Always reward the right thing.
Dr. Christopher Yuan joins Dr. E to answer this question:
According to an article in Christianity Today, polyamory is the next pastoral sexual frontier. My son and daughter-in-law are polyamorous. They have been married 9 years and have two kids, they each have significant others, and these individuals are part of their family unit. They spend time with the kids and are with the family much of the time, including overnight. My daughter-in-law’s parents, like me, have a huge issue with this lifestyle choice. If we host a family event, we do not include the “extras,” we’ve also let them know that we choose not to interface with these individuals at events hosted by others, as we can’t see how to do that without condoning or appearing to condone this choice. While both were raised in Christian homes, neither claim belief in God and are both adamantly opposed to religion, specifically Christianity.
Is there an action I should take, should I bother with giving them biblical truth, what would be an argument against this from a secular viewpoint? Looking for a lifeline here.
Though this is a concern, it isn’t our ultimate concern. Ultimately, we want our children to know and love Christ.
Previous episodes with Christopher Yuan:
Did God the Father turn His face away from Christ when He was on the cross? I’ve heard He did this in quoting Psalm 22, to fulfill its prophecies, but I’ve seen entire theologies built around this “cosmic abandonment” around this idea that Christ was separated from God while He was on the cross, but I don’t know where that claim is substantiated in Scripture.

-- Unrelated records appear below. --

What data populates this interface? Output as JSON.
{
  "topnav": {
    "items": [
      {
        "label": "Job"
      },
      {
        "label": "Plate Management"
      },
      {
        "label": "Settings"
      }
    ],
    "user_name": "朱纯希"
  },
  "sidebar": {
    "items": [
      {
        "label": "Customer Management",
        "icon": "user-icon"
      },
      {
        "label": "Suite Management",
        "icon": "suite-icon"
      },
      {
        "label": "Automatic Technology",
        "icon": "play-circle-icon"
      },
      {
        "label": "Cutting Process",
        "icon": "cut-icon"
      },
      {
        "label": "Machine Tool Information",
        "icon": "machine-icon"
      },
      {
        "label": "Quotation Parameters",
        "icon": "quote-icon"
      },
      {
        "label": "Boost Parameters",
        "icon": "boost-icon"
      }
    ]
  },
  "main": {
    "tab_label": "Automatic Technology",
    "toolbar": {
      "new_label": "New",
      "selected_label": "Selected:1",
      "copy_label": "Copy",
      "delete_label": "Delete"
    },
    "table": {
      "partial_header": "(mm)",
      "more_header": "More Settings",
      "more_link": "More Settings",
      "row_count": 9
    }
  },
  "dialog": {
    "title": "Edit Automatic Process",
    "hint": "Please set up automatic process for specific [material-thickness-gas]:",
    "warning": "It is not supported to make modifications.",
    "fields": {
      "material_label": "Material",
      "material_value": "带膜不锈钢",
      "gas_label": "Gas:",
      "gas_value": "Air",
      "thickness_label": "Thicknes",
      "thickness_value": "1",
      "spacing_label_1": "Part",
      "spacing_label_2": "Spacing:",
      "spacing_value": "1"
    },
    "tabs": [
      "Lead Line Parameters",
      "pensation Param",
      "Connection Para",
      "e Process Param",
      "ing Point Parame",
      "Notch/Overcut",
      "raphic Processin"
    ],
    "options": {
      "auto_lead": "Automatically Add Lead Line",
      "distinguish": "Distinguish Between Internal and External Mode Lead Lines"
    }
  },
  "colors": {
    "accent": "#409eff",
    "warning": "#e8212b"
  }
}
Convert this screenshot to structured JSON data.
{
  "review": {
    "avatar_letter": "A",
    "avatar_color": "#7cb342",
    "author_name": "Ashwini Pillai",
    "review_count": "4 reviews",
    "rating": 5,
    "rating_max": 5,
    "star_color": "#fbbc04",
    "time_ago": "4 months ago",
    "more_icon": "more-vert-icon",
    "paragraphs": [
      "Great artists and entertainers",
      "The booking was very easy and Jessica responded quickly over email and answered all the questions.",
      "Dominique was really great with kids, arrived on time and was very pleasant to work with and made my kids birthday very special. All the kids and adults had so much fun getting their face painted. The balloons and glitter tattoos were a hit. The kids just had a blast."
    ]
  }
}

The term “face” is important. It’s always plural except for one time in scripture. It’s more than just our flesh and facial features, it’s about our identity – consider when you smile at your kid, or when you warn them before they do something foolish with just a look.
Face in the Old Testament is a manifold term that means many things.
Scripture referenced: Jeremiah 5:5-3, Proverbs 7:17Exodus 19:21, Exodus 3:6, Genesis 32:30, John 6:46, 2 Chronicles 30:9, Psalm 22:1
Other resources: Colin Smith, Unlocking the Bible: The Day God Turned His Face Away
What are Dr. Michael Easley’s top book recommendations?
Dr. E’s Top 10 Book Recommendations (and some bonus recommendations!):
- AB Bruce – Training of the 12 (free PDF)
- Any/all* of Derek Kidner’s Commentaries*
- Howard Hendricks – Living By the Book
- DE Hiebert- any/all of his commentaries*
- Anything by Ron Rhodes (Reasoning from the Scriptures)
A Single-Volume Theology Handbook
- Paul Enns Moody Handbook
- Wayne Grudem, Systematic Theology
- Charles Ryre, Basic Theology
- Floyd H. Barackmann, Practical Christian Theology
- Walter A. Elwell, Evangelical Dictionary of Theology
A commentary on the whole Bible*
*Be sure to use a commentary that corresponds to the Bible translation you read.
A book on prayer
- Foster W. Cline, Parenting with Love + Logic
- Meg Meeker, Strong Fathers, Strong Daughters and Strong Mothers, Strong Sons
Other Recommended Resource:
Do you have a Biblical or theological question? Ask Dr. E!
Call us at 615-281-9694 and leave a voicemail with your question. Michael will answer it on an upcoming Ask Dr. E episode!